--- Source data ---
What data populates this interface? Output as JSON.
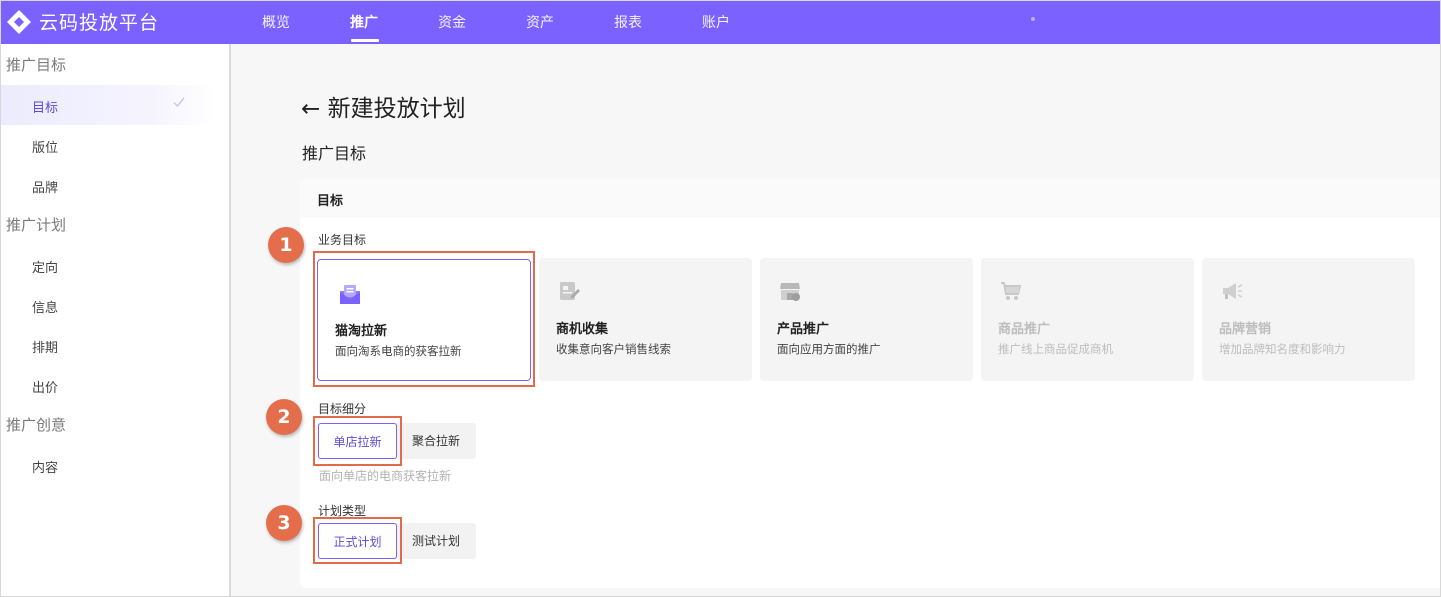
{
  "app": {
    "brand": "云码投放平台"
  },
  "nav": {
    "items": [
      {
        "label": "概览"
      },
      {
        "label": "推广"
      },
      {
        "label": "资金"
      },
      {
        "label": "资产"
      },
      {
        "label": "报表"
      },
      {
        "label": "账户"
      }
    ],
    "active": "推广"
  },
  "sidebar": {
    "groups": [
      {
        "title": "推广目标",
        "items": [
          {
            "label": "目标",
            "active": true,
            "done": true
          },
          {
            "label": "版位"
          },
          {
            "label": "品牌"
          }
        ]
      },
      {
        "title": "推广计划",
        "items": [
          {
            "label": "定向"
          },
          {
            "label": "信息"
          },
          {
            "label": "排期"
          },
          {
            "label": "出价"
          }
        ]
      },
      {
        "title": "推广创意",
        "items": [
          {
            "label": "内容"
          }
        ]
      }
    ]
  },
  "page": {
    "back_arrow": "←",
    "title": "新建投放计划",
    "section_title": "推广目标",
    "card_title": "目标"
  },
  "business_goal": {
    "label": "业务目标",
    "options": [
      {
        "title": "猫淘拉新",
        "desc": "面向淘系电商的获客拉新",
        "icon": "mail-icon",
        "selected": true
      },
      {
        "title": "商机收集",
        "desc": "收集意向客户销售线索",
        "icon": "form-edit-icon"
      },
      {
        "title": "产品推广",
        "desc": "面向应用方面的推广",
        "icon": "store-icon"
      },
      {
        "title": "商品推广",
        "desc": "推广线上商品促成商机",
        "icon": "cart-icon",
        "disabled": true
      },
      {
        "title": "品牌营销",
        "desc": "增加品牌知名度和影响力",
        "icon": "megaphone-icon",
        "disabled": true
      }
    ]
  },
  "goal_breakdown": {
    "label": "目标细分",
    "options": [
      {
        "label": "单店拉新",
        "selected": true
      },
      {
        "label": "聚合拉新"
      }
    ],
    "hint": "面向单店的电商获客拉新"
  },
  "plan_type": {
    "label": "计划类型",
    "options": [
      {
        "label": "正式计划",
        "selected": true
      },
      {
        "label": "测试计划"
      }
    ]
  },
  "annotations": [
    "1",
    "2",
    "3"
  ],
  "colors": {
    "brand": "#7b61ff",
    "highlight": "#e06a4a",
    "badge": "#e46e4b"
  }
}
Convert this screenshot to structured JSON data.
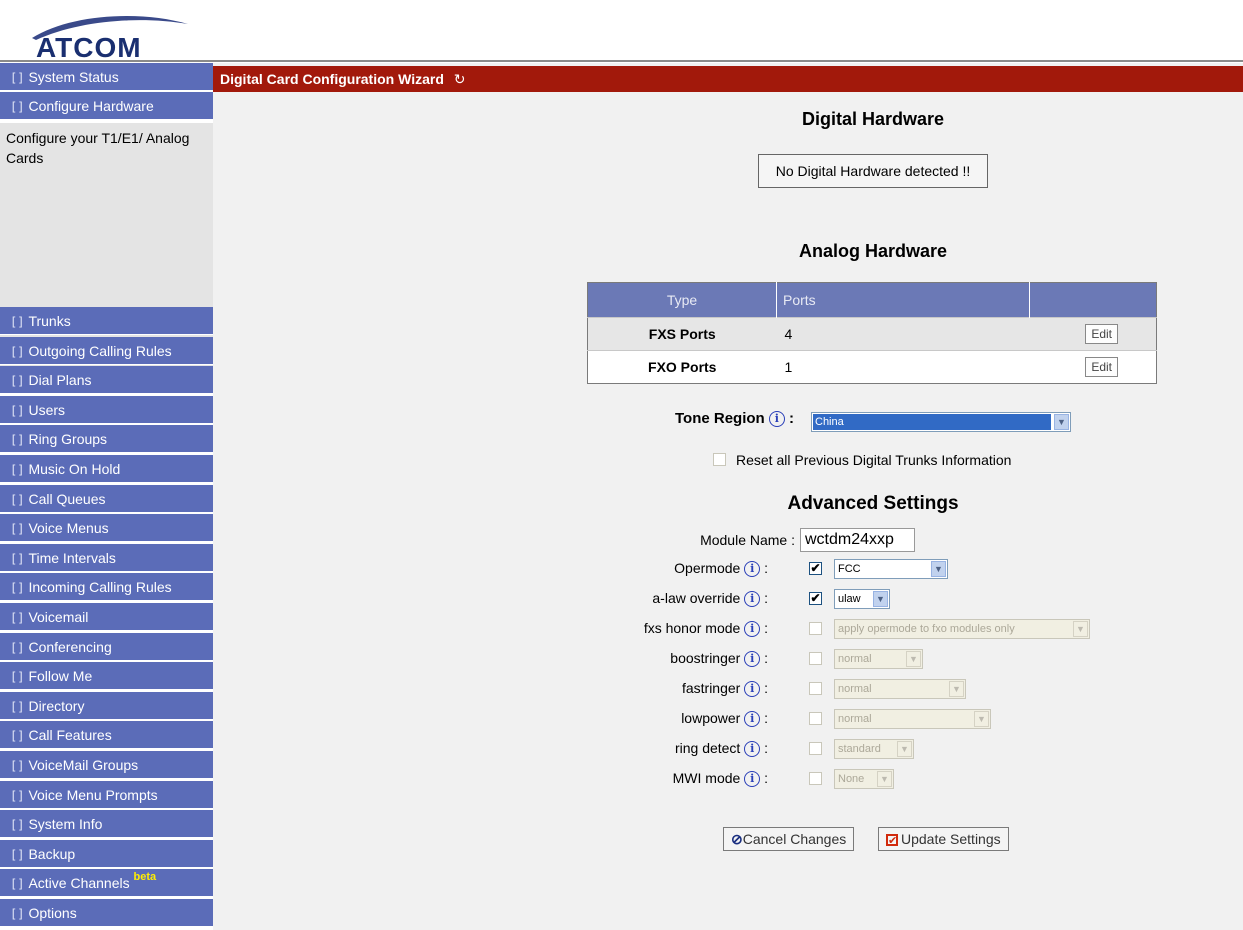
{
  "brand": {
    "logo_text": "ATCOM"
  },
  "sidebar": {
    "items": [
      {
        "label": "System Status"
      },
      {
        "label": "Configure Hardware"
      },
      {
        "label": "Trunks"
      },
      {
        "label": "Outgoing Calling Rules"
      },
      {
        "label": "Dial Plans"
      },
      {
        "label": "Users"
      },
      {
        "label": "Ring Groups"
      },
      {
        "label": "Music On Hold"
      },
      {
        "label": "Call Queues"
      },
      {
        "label": "Voice Menus"
      },
      {
        "label": "Time Intervals"
      },
      {
        "label": "Incoming Calling Rules"
      },
      {
        "label": "Voicemail"
      },
      {
        "label": "Conferencing"
      },
      {
        "label": "Follow Me"
      },
      {
        "label": "Directory"
      },
      {
        "label": "Call Features"
      },
      {
        "label": "VoiceMail Groups"
      },
      {
        "label": "Voice Menu Prompts"
      },
      {
        "label": "System Info"
      },
      {
        "label": "Backup"
      },
      {
        "label": "Active Channels",
        "badge": "beta"
      },
      {
        "label": "Options"
      }
    ],
    "description": "Configure your T1/E1/ Analog Cards",
    "bullet": "[]"
  },
  "main": {
    "title": "Digital Card Configuration Wizard",
    "refresh_icon": "refresh-icon",
    "digital": {
      "heading": "Digital Hardware",
      "message": "No Digital Hardware detected !!"
    },
    "analog": {
      "heading": "Analog Hardware",
      "columns": [
        "Type",
        "Ports",
        ""
      ],
      "rows": [
        {
          "type": "FXS Ports",
          "ports": "4",
          "action": "Edit"
        },
        {
          "type": "FXO Ports",
          "ports": "1",
          "action": "Edit"
        }
      ]
    },
    "tone_region": {
      "label": "Tone Region",
      "value": "China"
    },
    "reset": {
      "label": "Reset all Previous Digital Trunks Information",
      "checked": false
    },
    "advanced": {
      "heading": "Advanced Settings",
      "module_name": {
        "label": "Module Name :",
        "value": "wctdm24xxp"
      },
      "opermode": {
        "label": "Opermode",
        "checked": true,
        "value": "FCC"
      },
      "alaw_override": {
        "label": "a-law override",
        "checked": true,
        "value": "ulaw"
      },
      "fxs_honor_mode": {
        "label": "fxs honor mode",
        "checked": false,
        "value": "apply opermode to fxo modules only"
      },
      "boostringer": {
        "label": "boostringer",
        "checked": false,
        "value": "normal"
      },
      "fastringer": {
        "label": "fastringer",
        "checked": false,
        "value": "normal"
      },
      "lowpower": {
        "label": "lowpower",
        "checked": false,
        "value": "normal"
      },
      "ring_detect": {
        "label": "ring detect",
        "checked": false,
        "value": "standard"
      },
      "mwi_mode": {
        "label": "MWI mode",
        "checked": false,
        "value": "None"
      }
    },
    "buttons": {
      "cancel": "Cancel Changes",
      "update": "Update Settings"
    }
  },
  "colors": {
    "sidebar_bg": "#5b6cb8",
    "title_bar": "#a2190b",
    "main_bg": "#f1f1f1",
    "table_header": "#6b79b6",
    "info_icon": "#2a3fb8"
  }
}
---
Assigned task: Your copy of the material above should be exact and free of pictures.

Completed exercise:
What data populates this interface? Output as JSON.
{
  "app": {
    "brand": "云码投放平台"
  },
  "nav": {
    "items": [
      {
        "label": "概览"
      },
      {
        "label": "推广"
      },
      {
        "label": "资金"
      },
      {
        "label": "资产"
      },
      {
        "label": "报表"
      },
      {
        "label": "账户"
      }
    ],
    "active": "推广"
  },
  "sidebar": {
    "groups": [
      {
        "title": "推广目标",
        "items": [
          {
            "label": "目标",
            "active": true,
            "done": true
          },
          {
            "label": "版位"
          },
          {
            "label": "品牌"
          }
        ]
      },
      {
        "title": "推广计划",
        "items": [
          {
            "label": "定向"
          },
          {
            "label": "信息"
          },
          {
            "label": "排期"
          },
          {
            "label": "出价"
          }
        ]
      },
      {
        "title": "推广创意",
        "items": [
          {
            "label": "内容"
          }
        ]
      }
    ]
  },
  "page": {
    "back_arrow": "←",
    "title": "新建投放计划",
    "section_title": "推广目标",
    "card_title": "目标"
  },
  "business_goal": {
    "label": "业务目标",
    "options": [
      {
        "title": "猫淘拉新",
        "desc": "面向淘系电商的获客拉新",
        "icon": "mail-icon",
        "selected": true
      },
      {
        "title": "商机收集",
        "desc": "收集意向客户销售线索",
        "icon": "form-edit-icon"
      },
      {
        "title": "产品推广",
        "desc": "面向应用方面的推广",
        "icon": "store-icon"
      },
      {
        "title": "商品推广",
        "desc": "推广线上商品促成商机",
        "icon": "cart-icon",
        "disabled": true
      },
      {
        "title": "品牌营销",
        "desc": "增加品牌知名度和影响力",
        "icon": "megaphone-icon",
        "disabled": true
      }
    ]
  },
  "goal_breakdown": {
    "label": "目标细分",
    "options": [
      {
        "label": "单店拉新",
        "selected": true
      },
      {
        "label": "聚合拉新"
      }
    ],
    "hint": "面向单店的电商获客拉新"
  },
  "plan_type": {
    "label": "计划类型",
    "options": [
      {
        "label": "正式计划",
        "selected": true
      },
      {
        "label": "测试计划"
      }
    ]
  },
  "annotations": [
    "1",
    "2",
    "3"
  ],
  "colors": {
    "brand": "#7b61ff",
    "highlight": "#e06a4a",
    "badge": "#e46e4b"
  }
}
Convert this screenshot to structured JSON data.
{
  "brand": {
    "logo_text": "ATCOM"
  },
  "sidebar": {
    "items": [
      {
        "label": "System Status"
      },
      {
        "label": "Configure Hardware"
      },
      {
        "label": "Trunks"
      },
      {
        "label": "Outgoing Calling Rules"
      },
      {
        "label": "Dial Plans"
      },
      {
        "label": "Users"
      },
      {
        "label": "Ring Groups"
      },
      {
        "label": "Music On Hold"
      },
      {
        "label": "Call Queues"
      },
      {
        "label": "Voice Menus"
      },
      {
        "label": "Time Intervals"
      },
      {
        "label": "Incoming Calling Rules"
      },
      {
        "label": "Voicemail"
      },
      {
        "label": "Conferencing"
      },
      {
        "label": "Follow Me"
      },
      {
        "label": "Directory"
      },
      {
        "label": "Call Features"
      },
      {
        "label": "VoiceMail Groups"
      },
      {
        "label": "Voice Menu Prompts"
      },
      {
        "label": "System Info"
      },
      {
        "label": "Backup"
      },
      {
        "label": "Active Channels",
        "badge": "beta"
      },
      {
        "label": "Options"
      }
    ],
    "description": "Configure your T1/E1/ Analog Cards",
    "bullet": "[]"
  },
  "main": {
    "title": "Digital Card Configuration Wizard",
    "refresh_icon": "refresh-icon",
    "digital": {
      "heading": "Digital Hardware",
      "message": "No Digital Hardware detected !!"
    },
    "analog": {
      "heading": "Analog Hardware",
      "columns": [
        "Type",
        "Ports",
        ""
      ],
      "rows": [
        {
          "type": "FXS Ports",
          "ports": "4",
          "action": "Edit"
        },
        {
          "type": "FXO Ports",
          "ports": "1",
          "action": "Edit"
        }
      ]
    },
    "tone_region": {
      "label": "Tone Region",
      "value": "China"
    },
    "reset": {
      "label": "Reset all Previous Digital Trunks Information",
      "checked": false
    },
    "advanced": {
      "heading": "Advanced Settings",
      "module_name": {
        "label": "Module Name :",
        "value": "wctdm24xxp"
      },
      "opermode": {
        "label": "Opermode",
        "checked": true,
        "value": "FCC"
      },
      "alaw_override": {
        "label": "a-law override",
        "checked": true,
        "value": "ulaw"
      },
      "fxs_honor_mode": {
        "label": "fxs honor mode",
        "checked": false,
        "value": "apply opermode to fxo modules only"
      },
      "boostringer": {
        "label": "boostringer",
        "checked": false,
        "value": "normal"
      },
      "fastringer": {
        "label": "fastringer",
        "checked": false,
        "value": "normal"
      },
      "lowpower": {
        "label": "lowpower",
        "checked": false,
        "value": "normal"
      },
      "ring_detect": {
        "label": "ring detect",
        "checked": false,
        "value": "standard"
      },
      "mwi_mode": {
        "label": "MWI mode",
        "checked": false,
        "value": "None"
      }
    },
    "buttons": {
      "cancel": "Cancel Changes",
      "update": "Update Settings"
    }
  },
  "colors": {
    "sidebar_bg": "#5b6cb8",
    "title_bar": "#a2190b",
    "main_bg": "#f1f1f1",
    "table_header": "#6b79b6",
    "info_icon": "#2a3fb8"
  }
}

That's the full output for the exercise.